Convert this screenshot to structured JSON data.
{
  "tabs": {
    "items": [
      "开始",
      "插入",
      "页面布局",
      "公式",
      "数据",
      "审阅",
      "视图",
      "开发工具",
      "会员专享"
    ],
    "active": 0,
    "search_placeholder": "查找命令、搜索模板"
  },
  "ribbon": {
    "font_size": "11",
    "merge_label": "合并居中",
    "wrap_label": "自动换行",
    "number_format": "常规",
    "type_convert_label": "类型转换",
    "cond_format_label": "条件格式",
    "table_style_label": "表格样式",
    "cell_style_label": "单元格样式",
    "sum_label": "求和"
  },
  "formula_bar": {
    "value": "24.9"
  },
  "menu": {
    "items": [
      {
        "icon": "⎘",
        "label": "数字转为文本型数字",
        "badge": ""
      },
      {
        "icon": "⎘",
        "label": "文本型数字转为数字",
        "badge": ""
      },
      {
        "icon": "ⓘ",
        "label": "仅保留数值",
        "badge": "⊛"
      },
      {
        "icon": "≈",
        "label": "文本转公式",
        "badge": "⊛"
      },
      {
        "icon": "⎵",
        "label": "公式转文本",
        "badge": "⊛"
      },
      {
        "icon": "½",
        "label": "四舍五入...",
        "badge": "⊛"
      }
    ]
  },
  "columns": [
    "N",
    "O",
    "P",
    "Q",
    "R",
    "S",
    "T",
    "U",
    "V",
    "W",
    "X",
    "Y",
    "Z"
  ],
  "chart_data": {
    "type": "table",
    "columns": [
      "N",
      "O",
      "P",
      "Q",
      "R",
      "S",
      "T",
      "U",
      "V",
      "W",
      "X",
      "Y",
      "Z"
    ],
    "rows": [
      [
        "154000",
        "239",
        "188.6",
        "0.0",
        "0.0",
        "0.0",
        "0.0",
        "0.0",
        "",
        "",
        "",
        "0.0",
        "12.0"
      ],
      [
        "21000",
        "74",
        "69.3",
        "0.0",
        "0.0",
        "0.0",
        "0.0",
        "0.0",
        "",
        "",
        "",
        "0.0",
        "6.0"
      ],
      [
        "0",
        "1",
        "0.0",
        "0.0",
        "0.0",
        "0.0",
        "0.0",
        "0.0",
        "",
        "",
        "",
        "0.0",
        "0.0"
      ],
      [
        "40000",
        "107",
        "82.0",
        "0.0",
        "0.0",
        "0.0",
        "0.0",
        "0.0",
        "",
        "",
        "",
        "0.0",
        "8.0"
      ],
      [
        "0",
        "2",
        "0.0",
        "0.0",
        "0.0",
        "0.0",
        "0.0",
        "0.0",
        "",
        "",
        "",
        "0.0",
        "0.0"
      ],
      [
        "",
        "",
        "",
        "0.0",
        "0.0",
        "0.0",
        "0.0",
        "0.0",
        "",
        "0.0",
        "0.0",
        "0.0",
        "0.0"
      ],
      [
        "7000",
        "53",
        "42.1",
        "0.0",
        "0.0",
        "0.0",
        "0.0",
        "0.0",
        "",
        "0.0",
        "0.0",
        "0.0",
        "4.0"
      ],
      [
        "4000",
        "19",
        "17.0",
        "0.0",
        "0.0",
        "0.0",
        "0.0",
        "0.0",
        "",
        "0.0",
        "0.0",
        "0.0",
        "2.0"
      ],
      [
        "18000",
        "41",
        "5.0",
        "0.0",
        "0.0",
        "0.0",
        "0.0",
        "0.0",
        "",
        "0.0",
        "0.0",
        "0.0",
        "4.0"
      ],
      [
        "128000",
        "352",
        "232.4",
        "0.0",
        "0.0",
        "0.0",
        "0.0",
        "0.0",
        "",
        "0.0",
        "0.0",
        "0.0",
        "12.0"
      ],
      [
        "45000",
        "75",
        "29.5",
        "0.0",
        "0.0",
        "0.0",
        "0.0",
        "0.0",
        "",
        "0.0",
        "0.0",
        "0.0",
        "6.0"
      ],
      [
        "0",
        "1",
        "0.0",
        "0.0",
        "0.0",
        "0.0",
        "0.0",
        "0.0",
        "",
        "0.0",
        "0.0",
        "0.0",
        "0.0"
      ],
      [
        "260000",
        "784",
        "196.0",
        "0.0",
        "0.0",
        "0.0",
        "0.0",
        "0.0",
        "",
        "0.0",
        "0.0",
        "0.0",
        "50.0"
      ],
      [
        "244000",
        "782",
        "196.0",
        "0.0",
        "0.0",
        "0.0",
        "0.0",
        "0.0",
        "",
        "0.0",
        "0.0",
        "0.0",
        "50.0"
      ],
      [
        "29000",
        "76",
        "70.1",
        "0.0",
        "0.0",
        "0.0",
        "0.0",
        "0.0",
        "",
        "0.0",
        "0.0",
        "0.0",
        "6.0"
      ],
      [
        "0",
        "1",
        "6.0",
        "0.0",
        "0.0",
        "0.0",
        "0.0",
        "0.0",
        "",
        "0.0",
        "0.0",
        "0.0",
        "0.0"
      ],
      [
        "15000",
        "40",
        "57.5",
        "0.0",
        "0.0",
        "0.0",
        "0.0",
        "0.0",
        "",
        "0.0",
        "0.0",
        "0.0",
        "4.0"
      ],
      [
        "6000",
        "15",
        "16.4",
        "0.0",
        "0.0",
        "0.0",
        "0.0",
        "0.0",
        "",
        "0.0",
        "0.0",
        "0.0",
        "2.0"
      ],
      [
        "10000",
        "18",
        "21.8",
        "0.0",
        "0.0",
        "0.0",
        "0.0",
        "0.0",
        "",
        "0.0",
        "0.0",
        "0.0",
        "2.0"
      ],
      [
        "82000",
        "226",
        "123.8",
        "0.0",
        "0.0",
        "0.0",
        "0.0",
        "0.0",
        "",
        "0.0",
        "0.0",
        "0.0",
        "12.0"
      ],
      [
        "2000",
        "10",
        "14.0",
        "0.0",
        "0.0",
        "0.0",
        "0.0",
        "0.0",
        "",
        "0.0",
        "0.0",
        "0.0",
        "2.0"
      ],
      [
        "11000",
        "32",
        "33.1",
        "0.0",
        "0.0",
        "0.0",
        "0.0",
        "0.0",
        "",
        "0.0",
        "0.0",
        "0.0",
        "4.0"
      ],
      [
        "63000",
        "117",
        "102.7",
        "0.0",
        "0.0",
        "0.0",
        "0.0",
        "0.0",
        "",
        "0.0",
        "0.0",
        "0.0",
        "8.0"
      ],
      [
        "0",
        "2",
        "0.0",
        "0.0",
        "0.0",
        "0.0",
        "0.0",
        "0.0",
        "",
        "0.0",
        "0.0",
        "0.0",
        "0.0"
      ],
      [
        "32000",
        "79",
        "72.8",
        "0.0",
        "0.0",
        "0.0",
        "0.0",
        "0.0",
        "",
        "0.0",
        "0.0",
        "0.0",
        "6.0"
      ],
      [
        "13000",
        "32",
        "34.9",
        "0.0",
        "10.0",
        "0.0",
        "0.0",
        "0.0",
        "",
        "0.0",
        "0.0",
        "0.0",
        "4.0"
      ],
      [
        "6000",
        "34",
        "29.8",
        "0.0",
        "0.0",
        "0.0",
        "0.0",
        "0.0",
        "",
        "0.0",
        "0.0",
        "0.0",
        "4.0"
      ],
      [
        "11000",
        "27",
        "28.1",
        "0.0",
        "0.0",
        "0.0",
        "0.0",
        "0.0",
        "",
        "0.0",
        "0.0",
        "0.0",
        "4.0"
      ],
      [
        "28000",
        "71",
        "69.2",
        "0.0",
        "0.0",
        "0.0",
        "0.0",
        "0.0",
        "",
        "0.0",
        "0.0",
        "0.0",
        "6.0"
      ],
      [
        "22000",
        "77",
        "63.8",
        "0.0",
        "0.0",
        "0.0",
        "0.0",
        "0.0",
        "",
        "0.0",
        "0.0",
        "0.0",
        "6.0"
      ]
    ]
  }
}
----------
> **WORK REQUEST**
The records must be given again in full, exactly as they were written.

> **OUTPUT OF THE TASK**
Convert this screenshot to structured JSON data.
{
  "tabs": {
    "items": [
      "开始",
      "插入",
      "页面布局",
      "公式",
      "数据",
      "审阅",
      "视图",
      "开发工具",
      "会员专享"
    ],
    "active": 0,
    "search_placeholder": "查找命令、搜索模板"
  },
  "ribbon": {
    "font_size": "11",
    "merge_label": "合并居中",
    "wrap_label": "自动换行",
    "number_format": "常规",
    "type_convert_label": "类型转换",
    "cond_format_label": "条件格式",
    "table_style_label": "表格样式",
    "cell_style_label": "单元格样式",
    "sum_label": "求和"
  },
  "formula_bar": {
    "value": "24.9"
  },
  "menu": {
    "items": [
      {
        "icon": "⎘",
        "label": "数字转为文本型数字",
        "badge": ""
      },
      {
        "icon": "⎘",
        "label": "文本型数字转为数字",
        "badge": ""
      },
      {
        "icon": "ⓘ",
        "label": "仅保留数值",
        "badge": "⊛"
      },
      {
        "icon": "≈",
        "label": "文本转公式",
        "badge": "⊛"
      },
      {
        "icon": "⎵",
        "label": "公式转文本",
        "badge": "⊛"
      },
      {
        "icon": "½",
        "label": "四舍五入...",
        "badge": "⊛"
      }
    ]
  },
  "columns": [
    "N",
    "O",
    "P",
    "Q",
    "R",
    "S",
    "T",
    "U",
    "V",
    "W",
    "X",
    "Y",
    "Z"
  ],
  "chart_data": {
    "type": "table",
    "columns": [
      "N",
      "O",
      "P",
      "Q",
      "R",
      "S",
      "T",
      "U",
      "V",
      "W",
      "X",
      "Y",
      "Z"
    ],
    "rows": [
      [
        "154000",
        "239",
        "188.6",
        "0.0",
        "0.0",
        "0.0",
        "0.0",
        "0.0",
        "",
        "",
        "",
        "0.0",
        "12.0"
      ],
      [
        "21000",
        "74",
        "69.3",
        "0.0",
        "0.0",
        "0.0",
        "0.0",
        "0.0",
        "",
        "",
        "",
        "0.0",
        "6.0"
      ],
      [
        "0",
        "1",
        "0.0",
        "0.0",
        "0.0",
        "0.0",
        "0.0",
        "0.0",
        "",
        "",
        "",
        "0.0",
        "0.0"
      ],
      [
        "40000",
        "107",
        "82.0",
        "0.0",
        "0.0",
        "0.0",
        "0.0",
        "0.0",
        "",
        "",
        "",
        "0.0",
        "8.0"
      ],
      [
        "0",
        "2",
        "0.0",
        "0.0",
        "0.0",
        "0.0",
        "0.0",
        "0.0",
        "",
        "",
        "",
        "0.0",
        "0.0"
      ],
      [
        "",
        "",
        "",
        "0.0",
        "0.0",
        "0.0",
        "0.0",
        "0.0",
        "",
        "0.0",
        "0.0",
        "0.0",
        "0.0"
      ],
      [
        "7000",
        "53",
        "42.1",
        "0.0",
        "0.0",
        "0.0",
        "0.0",
        "0.0",
        "",
        "0.0",
        "0.0",
        "0.0",
        "4.0"
      ],
      [
        "4000",
        "19",
        "17.0",
        "0.0",
        "0.0",
        "0.0",
        "0.0",
        "0.0",
        "",
        "0.0",
        "0.0",
        "0.0",
        "2.0"
      ],
      [
        "18000",
        "41",
        "5.0",
        "0.0",
        "0.0",
        "0.0",
        "0.0",
        "0.0",
        "",
        "0.0",
        "0.0",
        "0.0",
        "4.0"
      ],
      [
        "128000",
        "352",
        "232.4",
        "0.0",
        "0.0",
        "0.0",
        "0.0",
        "0.0",
        "",
        "0.0",
        "0.0",
        "0.0",
        "12.0"
      ],
      [
        "45000",
        "75",
        "29.5",
        "0.0",
        "0.0",
        "0.0",
        "0.0",
        "0.0",
        "",
        "0.0",
        "0.0",
        "0.0",
        "6.0"
      ],
      [
        "0",
        "1",
        "0.0",
        "0.0",
        "0.0",
        "0.0",
        "0.0",
        "0.0",
        "",
        "0.0",
        "0.0",
        "0.0",
        "0.0"
      ],
      [
        "260000",
        "784",
        "196.0",
        "0.0",
        "0.0",
        "0.0",
        "0.0",
        "0.0",
        "",
        "0.0",
        "0.0",
        "0.0",
        "50.0"
      ],
      [
        "244000",
        "782",
        "196.0",
        "0.0",
        "0.0",
        "0.0",
        "0.0",
        "0.0",
        "",
        "0.0",
        "0.0",
        "0.0",
        "50.0"
      ],
      [
        "29000",
        "76",
        "70.1",
        "0.0",
        "0.0",
        "0.0",
        "0.0",
        "0.0",
        "",
        "0.0",
        "0.0",
        "0.0",
        "6.0"
      ],
      [
        "0",
        "1",
        "6.0",
        "0.0",
        "0.0",
        "0.0",
        "0.0",
        "0.0",
        "",
        "0.0",
        "0.0",
        "0.0",
        "0.0"
      ],
      [
        "15000",
        "40",
        "57.5",
        "0.0",
        "0.0",
        "0.0",
        "0.0",
        "0.0",
        "",
        "0.0",
        "0.0",
        "0.0",
        "4.0"
      ],
      [
        "6000",
        "15",
        "16.4",
        "0.0",
        "0.0",
        "0.0",
        "0.0",
        "0.0",
        "",
        "0.0",
        "0.0",
        "0.0",
        "2.0"
      ],
      [
        "10000",
        "18",
        "21.8",
        "0.0",
        "0.0",
        "0.0",
        "0.0",
        "0.0",
        "",
        "0.0",
        "0.0",
        "0.0",
        "2.0"
      ],
      [
        "82000",
        "226",
        "123.8",
        "0.0",
        "0.0",
        "0.0",
        "0.0",
        "0.0",
        "",
        "0.0",
        "0.0",
        "0.0",
        "12.0"
      ],
      [
        "2000",
        "10",
        "14.0",
        "0.0",
        "0.0",
        "0.0",
        "0.0",
        "0.0",
        "",
        "0.0",
        "0.0",
        "0.0",
        "2.0"
      ],
      [
        "11000",
        "32",
        "33.1",
        "0.0",
        "0.0",
        "0.0",
        "0.0",
        "0.0",
        "",
        "0.0",
        "0.0",
        "0.0",
        "4.0"
      ],
      [
        "63000",
        "117",
        "102.7",
        "0.0",
        "0.0",
        "0.0",
        "0.0",
        "0.0",
        "",
        "0.0",
        "0.0",
        "0.0",
        "8.0"
      ],
      [
        "0",
        "2",
        "0.0",
        "0.0",
        "0.0",
        "0.0",
        "0.0",
        "0.0",
        "",
        "0.0",
        "0.0",
        "0.0",
        "0.0"
      ],
      [
        "32000",
        "79",
        "72.8",
        "0.0",
        "0.0",
        "0.0",
        "0.0",
        "0.0",
        "",
        "0.0",
        "0.0",
        "0.0",
        "6.0"
      ],
      [
        "13000",
        "32",
        "34.9",
        "0.0",
        "10.0",
        "0.0",
        "0.0",
        "0.0",
        "",
        "0.0",
        "0.0",
        "0.0",
        "4.0"
      ],
      [
        "6000",
        "34",
        "29.8",
        "0.0",
        "0.0",
        "0.0",
        "0.0",
        "0.0",
        "",
        "0.0",
        "0.0",
        "0.0",
        "4.0"
      ],
      [
        "11000",
        "27",
        "28.1",
        "0.0",
        "0.0",
        "0.0",
        "0.0",
        "0.0",
        "",
        "0.0",
        "0.0",
        "0.0",
        "4.0"
      ],
      [
        "28000",
        "71",
        "69.2",
        "0.0",
        "0.0",
        "0.0",
        "0.0",
        "0.0",
        "",
        "0.0",
        "0.0",
        "0.0",
        "6.0"
      ],
      [
        "22000",
        "77",
        "63.8",
        "0.0",
        "0.0",
        "0.0",
        "0.0",
        "0.0",
        "",
        "0.0",
        "0.0",
        "0.0",
        "6.0"
      ]
    ]
  }
}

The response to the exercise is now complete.